DESCRIPTION OF THE TASK —
Reproduce every entry exactly and leave its pictures out.

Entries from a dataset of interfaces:

'''

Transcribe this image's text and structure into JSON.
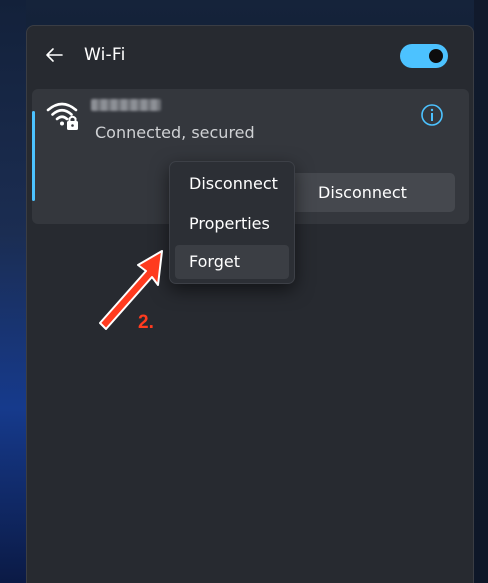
{
  "header": {
    "title": "Wi-Fi",
    "back_icon": "arrow-left-icon",
    "toggle_on": true
  },
  "network": {
    "ssid": "xxxxxxxxxxx",
    "status": "Connected, secured",
    "wifi_icon": "wifi-secured-icon",
    "info_icon": "info-icon",
    "disconnect_label": "Disconnect"
  },
  "context_menu": {
    "items": [
      {
        "label": "Disconnect"
      },
      {
        "label": "Properties"
      },
      {
        "label": "Forget"
      }
    ]
  },
  "annotation": {
    "step": "2."
  },
  "colors": {
    "accent": "#4cc2ff",
    "panel": "#272a30",
    "card": "#34373d",
    "annotation": "#ff3b1f"
  }
}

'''

REPLY TO THE EXERCISE —
Transcribe this image's text and structure into JSON.
{
  "header": {
    "title": "Wi-Fi",
    "back_icon": "arrow-left-icon",
    "toggle_on": true
  },
  "network": {
    "ssid": "xxxxxxxxxxx",
    "status": "Connected, secured",
    "wifi_icon": "wifi-secured-icon",
    "info_icon": "info-icon",
    "disconnect_label": "Disconnect"
  },
  "context_menu": {
    "items": [
      {
        "label": "Disconnect"
      },
      {
        "label": "Properties"
      },
      {
        "label": "Forget"
      }
    ]
  },
  "annotation": {
    "step": "2."
  },
  "colors": {
    "accent": "#4cc2ff",
    "panel": "#272a30",
    "card": "#34373d",
    "annotation": "#ff3b1f"
  }
}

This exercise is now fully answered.